[WHAT IS REQUIRED] Check each line of the entries below for the word "with" and state only how many lines have it.

═════ RECORD EXCERPTS

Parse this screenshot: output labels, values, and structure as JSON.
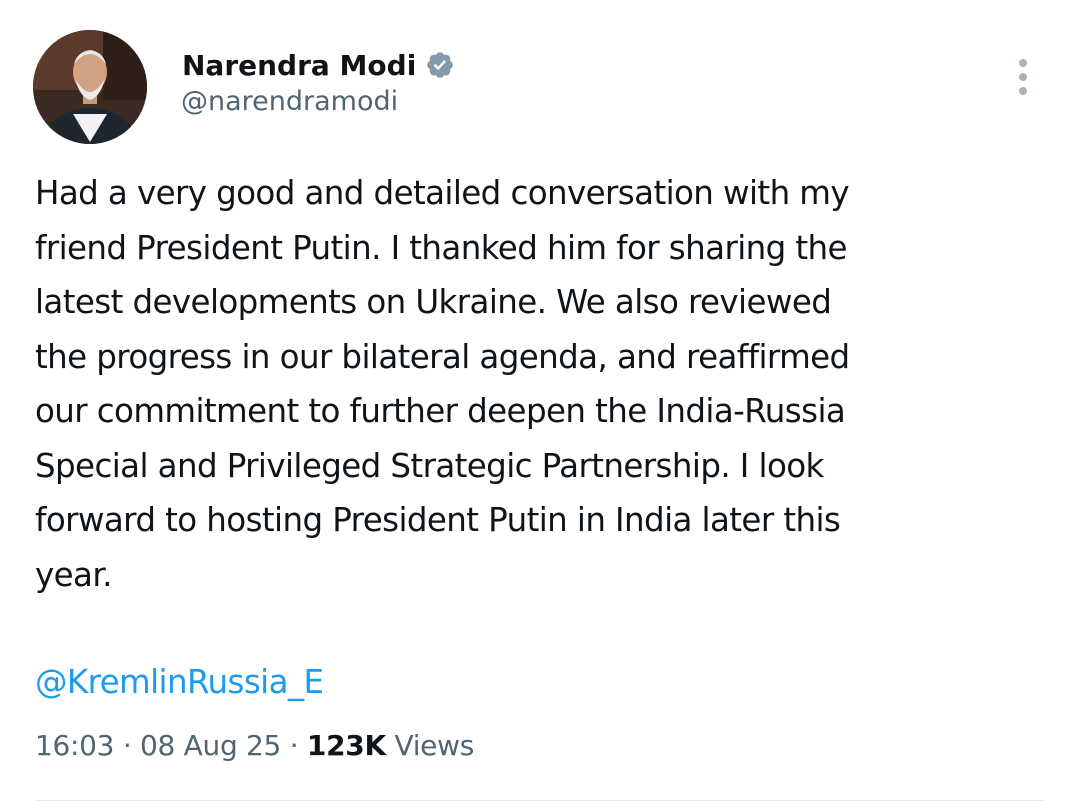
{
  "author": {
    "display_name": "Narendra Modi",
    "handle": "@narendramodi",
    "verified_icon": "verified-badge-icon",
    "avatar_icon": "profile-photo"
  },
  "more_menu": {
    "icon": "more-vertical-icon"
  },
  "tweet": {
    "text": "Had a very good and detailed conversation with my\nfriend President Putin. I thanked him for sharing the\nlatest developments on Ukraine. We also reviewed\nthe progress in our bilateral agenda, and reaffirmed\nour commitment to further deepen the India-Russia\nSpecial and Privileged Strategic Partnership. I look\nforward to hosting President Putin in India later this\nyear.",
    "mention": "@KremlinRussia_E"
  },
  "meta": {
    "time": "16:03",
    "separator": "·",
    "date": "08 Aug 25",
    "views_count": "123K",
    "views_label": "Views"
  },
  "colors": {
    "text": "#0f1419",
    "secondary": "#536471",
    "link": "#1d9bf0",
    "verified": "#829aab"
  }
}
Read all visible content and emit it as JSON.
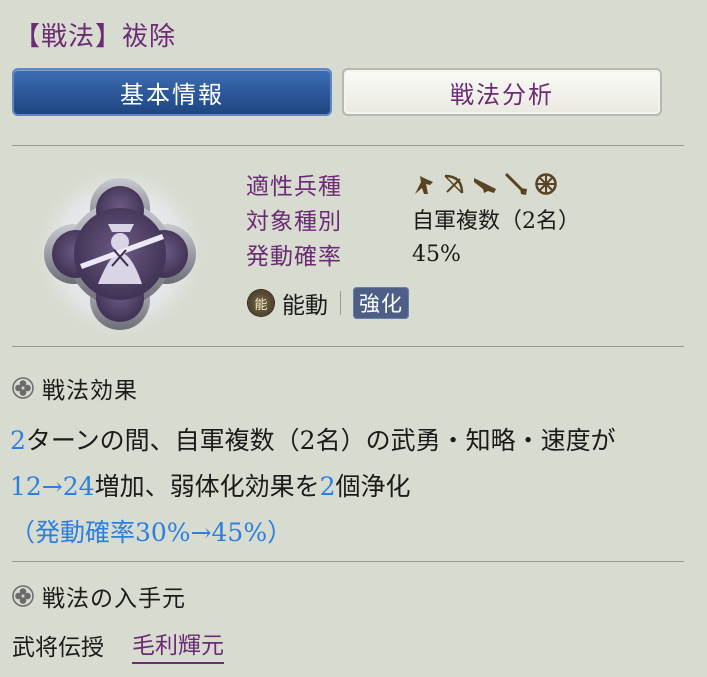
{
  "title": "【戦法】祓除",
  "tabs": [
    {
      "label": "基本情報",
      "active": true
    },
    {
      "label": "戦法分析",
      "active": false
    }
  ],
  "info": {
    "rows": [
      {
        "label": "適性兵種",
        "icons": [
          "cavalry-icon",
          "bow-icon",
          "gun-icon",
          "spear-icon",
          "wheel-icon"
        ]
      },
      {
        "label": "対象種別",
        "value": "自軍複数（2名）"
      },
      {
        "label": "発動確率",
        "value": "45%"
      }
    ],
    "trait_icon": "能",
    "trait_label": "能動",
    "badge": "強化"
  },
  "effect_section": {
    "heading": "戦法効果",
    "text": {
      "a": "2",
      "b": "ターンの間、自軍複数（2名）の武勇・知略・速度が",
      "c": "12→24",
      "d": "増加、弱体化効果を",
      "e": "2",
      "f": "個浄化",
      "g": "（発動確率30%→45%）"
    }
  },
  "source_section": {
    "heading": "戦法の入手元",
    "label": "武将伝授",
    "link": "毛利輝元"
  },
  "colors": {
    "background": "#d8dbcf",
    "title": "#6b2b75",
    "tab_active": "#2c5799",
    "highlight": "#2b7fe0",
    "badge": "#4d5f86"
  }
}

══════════
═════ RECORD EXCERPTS

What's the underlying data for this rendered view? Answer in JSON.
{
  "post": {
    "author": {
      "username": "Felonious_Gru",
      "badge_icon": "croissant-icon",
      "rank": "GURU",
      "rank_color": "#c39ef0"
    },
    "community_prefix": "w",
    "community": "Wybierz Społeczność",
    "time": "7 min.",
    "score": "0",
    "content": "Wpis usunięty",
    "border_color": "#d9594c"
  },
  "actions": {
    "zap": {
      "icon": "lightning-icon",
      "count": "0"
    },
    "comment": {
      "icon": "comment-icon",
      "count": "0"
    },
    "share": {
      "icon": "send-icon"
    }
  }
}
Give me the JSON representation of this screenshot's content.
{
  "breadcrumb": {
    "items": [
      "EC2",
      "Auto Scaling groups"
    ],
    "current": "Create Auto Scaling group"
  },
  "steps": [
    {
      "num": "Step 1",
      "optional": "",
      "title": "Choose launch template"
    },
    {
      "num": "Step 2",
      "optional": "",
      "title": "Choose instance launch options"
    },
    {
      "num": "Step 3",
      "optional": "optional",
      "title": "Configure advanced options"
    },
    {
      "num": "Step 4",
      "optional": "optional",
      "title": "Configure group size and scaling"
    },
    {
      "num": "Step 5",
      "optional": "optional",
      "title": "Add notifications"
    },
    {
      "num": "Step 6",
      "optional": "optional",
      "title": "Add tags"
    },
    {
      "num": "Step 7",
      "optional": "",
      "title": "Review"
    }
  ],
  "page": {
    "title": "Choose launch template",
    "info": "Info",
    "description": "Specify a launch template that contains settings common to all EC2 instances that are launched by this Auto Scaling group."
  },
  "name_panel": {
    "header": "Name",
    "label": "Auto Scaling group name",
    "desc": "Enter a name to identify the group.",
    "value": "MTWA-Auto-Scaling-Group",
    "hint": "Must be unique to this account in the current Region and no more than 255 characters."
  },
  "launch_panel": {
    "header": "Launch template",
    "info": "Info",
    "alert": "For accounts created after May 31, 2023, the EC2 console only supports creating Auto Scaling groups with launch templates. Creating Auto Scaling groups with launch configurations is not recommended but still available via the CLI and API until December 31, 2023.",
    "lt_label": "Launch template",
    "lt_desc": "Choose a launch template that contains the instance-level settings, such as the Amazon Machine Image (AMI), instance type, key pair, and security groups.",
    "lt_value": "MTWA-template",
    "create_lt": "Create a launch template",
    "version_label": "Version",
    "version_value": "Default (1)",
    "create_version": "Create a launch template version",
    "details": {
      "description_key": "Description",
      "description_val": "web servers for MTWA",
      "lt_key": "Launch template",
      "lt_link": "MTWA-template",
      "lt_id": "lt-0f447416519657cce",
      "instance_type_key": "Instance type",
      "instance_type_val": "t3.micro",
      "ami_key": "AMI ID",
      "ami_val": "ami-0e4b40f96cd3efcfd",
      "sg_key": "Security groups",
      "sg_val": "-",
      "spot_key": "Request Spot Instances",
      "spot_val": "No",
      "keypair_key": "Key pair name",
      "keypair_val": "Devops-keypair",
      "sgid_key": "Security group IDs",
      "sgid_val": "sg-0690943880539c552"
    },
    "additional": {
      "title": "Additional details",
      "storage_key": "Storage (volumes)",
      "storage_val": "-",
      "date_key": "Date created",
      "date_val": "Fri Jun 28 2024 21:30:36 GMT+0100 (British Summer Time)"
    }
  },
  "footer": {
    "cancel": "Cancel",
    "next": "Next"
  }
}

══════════
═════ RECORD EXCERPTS

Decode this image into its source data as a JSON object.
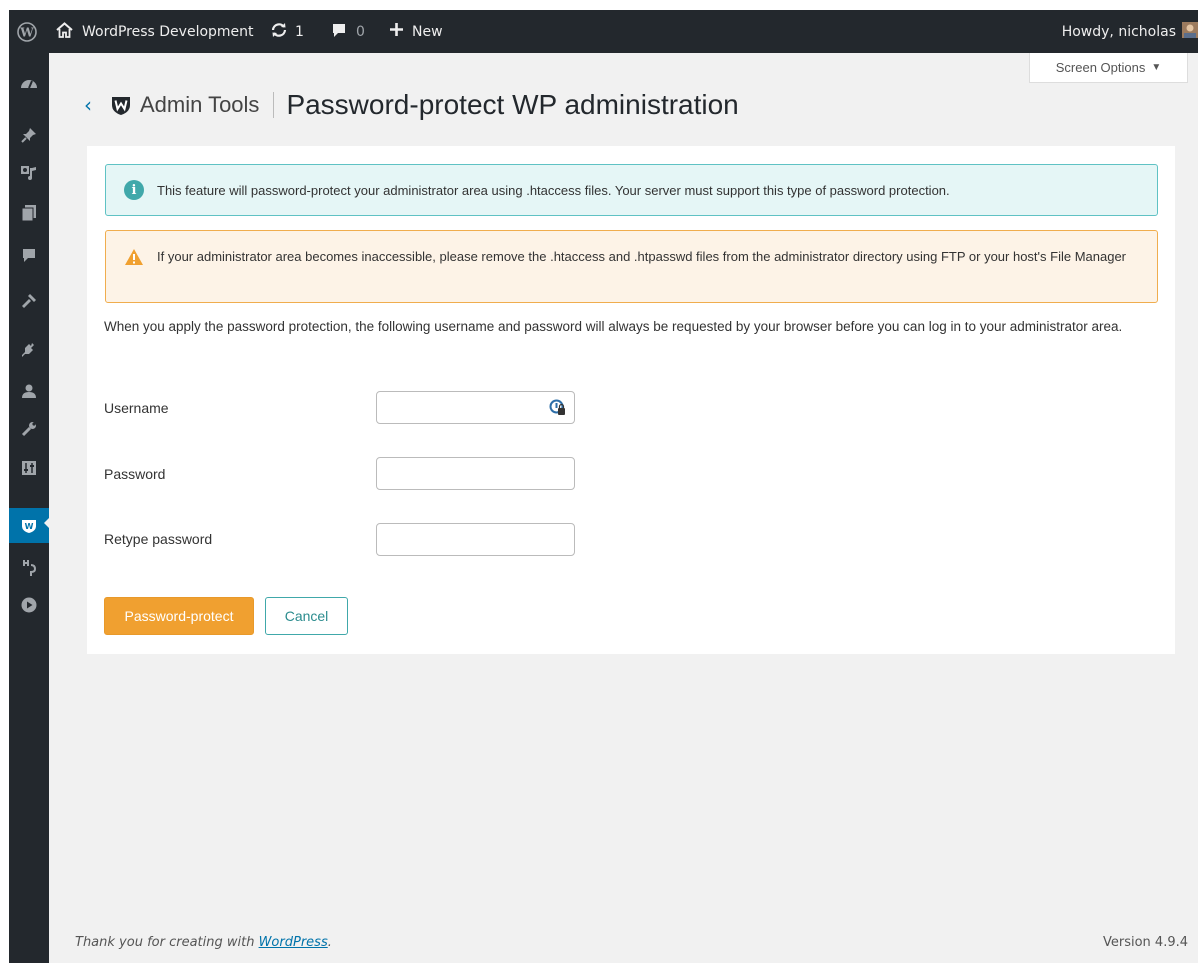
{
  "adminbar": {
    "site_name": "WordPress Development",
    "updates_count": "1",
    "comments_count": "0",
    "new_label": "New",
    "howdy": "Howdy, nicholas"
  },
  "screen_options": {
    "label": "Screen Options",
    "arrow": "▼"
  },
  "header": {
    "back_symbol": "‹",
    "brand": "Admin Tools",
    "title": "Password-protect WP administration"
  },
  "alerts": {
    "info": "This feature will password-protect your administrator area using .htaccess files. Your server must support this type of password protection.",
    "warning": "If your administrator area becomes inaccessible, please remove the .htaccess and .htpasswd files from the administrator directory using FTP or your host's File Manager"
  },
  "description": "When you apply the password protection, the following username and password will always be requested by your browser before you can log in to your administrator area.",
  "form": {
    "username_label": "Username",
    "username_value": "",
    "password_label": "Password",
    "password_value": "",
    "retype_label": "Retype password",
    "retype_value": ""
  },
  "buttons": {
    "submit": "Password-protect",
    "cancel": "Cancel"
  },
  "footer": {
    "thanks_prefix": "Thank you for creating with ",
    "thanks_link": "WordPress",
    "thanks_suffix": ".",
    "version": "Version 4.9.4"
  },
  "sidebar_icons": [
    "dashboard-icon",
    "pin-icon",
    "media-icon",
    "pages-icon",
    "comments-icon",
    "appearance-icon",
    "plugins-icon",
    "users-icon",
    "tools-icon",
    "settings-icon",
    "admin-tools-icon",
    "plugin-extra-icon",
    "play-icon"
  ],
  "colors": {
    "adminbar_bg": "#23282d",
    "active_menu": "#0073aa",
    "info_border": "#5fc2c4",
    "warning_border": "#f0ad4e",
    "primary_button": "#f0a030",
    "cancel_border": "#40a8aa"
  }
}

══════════

[ANSWER TO THIS PROBLEM] 3